'One of the best Stephen King novels not written by the master himself' - New York Times
The dark net is an online shadowland for criminals to operate anonymously, but when a demonic force begins to hack the minds of its users there is nowhere left to hide.
Twelve-year-old HANNAH has been fitted with a high-tech prosthetic that restores her sight, but can't understand why she can now see shadows surrounding certain people.
LELA, an emotionally shut-off, technophobic journalist stumbles onto a story nobody wants her to uncover. A story someone will kill to keep hidden.
A former evangelist, MIKE, suffers demons - figurative and literal - and keeps an arsenal of weapons stored in the basement of the homeless shelter he runs.
And DEREK is a hacker who believes himself a soldier, part of a cyber army dedicated to changing the world for the better.
With the virus spreading throughout the net and an ancient evil threatening to break lose on the real world, it falls to these strangers to stop the rising darkness.
THE DARK NET is a cracked-mirror version of the digital nightmare we already live in, a timely and wildly imaginative techno-thriller about the evil that lurks in real and virtual spaces, and the power of a united few to fight back.
Praise for THE DARK NET
'THE DARK NET is a megawatt defibrillator to the reader's heart' - Dean Koontz
'An impressive, propulsive narrative velocity at work here' - Metro
'THE DARK NET kicked my ass with its deft mash-up of both blackhat hacker culture and black magic.
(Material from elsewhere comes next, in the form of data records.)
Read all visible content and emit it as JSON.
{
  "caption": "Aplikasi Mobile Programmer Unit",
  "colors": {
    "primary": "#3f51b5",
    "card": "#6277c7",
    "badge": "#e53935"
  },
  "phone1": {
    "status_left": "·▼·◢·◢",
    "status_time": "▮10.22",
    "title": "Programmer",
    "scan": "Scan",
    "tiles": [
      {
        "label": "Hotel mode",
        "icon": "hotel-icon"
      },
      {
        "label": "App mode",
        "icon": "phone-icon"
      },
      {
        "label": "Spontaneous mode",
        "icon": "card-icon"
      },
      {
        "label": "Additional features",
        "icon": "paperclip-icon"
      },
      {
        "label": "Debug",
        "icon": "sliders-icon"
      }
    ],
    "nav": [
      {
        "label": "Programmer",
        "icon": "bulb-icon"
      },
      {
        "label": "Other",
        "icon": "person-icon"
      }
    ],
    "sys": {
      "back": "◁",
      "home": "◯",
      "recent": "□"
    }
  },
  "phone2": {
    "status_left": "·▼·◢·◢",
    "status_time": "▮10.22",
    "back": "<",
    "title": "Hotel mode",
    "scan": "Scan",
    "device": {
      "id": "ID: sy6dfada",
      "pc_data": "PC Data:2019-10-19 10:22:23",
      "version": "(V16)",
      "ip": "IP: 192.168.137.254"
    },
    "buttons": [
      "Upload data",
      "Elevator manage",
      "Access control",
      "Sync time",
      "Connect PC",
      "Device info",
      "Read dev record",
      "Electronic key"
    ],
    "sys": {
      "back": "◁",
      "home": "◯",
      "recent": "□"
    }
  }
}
A fast, fantastic, throat-punch of a read' - Chuck Wendig, New York Times bestselling author of Blackbirds and Zer0es
An unlikely group of misfits battles supernatural evil in Percy's blend of fantasy and SF. In near-future Portland, Ore., 12-year-old Hannah is fitted with a prosthetic to allow her to overcome her incipient blindness; Lela, a work-obsessed journalist, hunts a big story in the Pearl District's blood-soaked Rue Apartments; and Mike, famed as a child for his (false) claims about near-death experiences involving Jesus and angels, tries to atone for his sins by sheltering Portland's homeless. Around them cluster a swarm of malevolent bluebottle-like spirits, which are held off by secondary characters for most of the book. Then Hannah is swept into the Dark Net, the horrific digital hell below the Deep Net that underlies the Internet, and Lela and Mike must help her save Portland from demonic possession. Percy (Thrill Me) notes in the acknowledgements that he tried to ground his novel in reality; there's an abundance of local Portland color and an overabundance of technical detail bogging down his lurid prose. Nonetheless, fans of cyberpunk and occult-flavored fiction may enjoy this outlandish nonreligious fable of good and evil.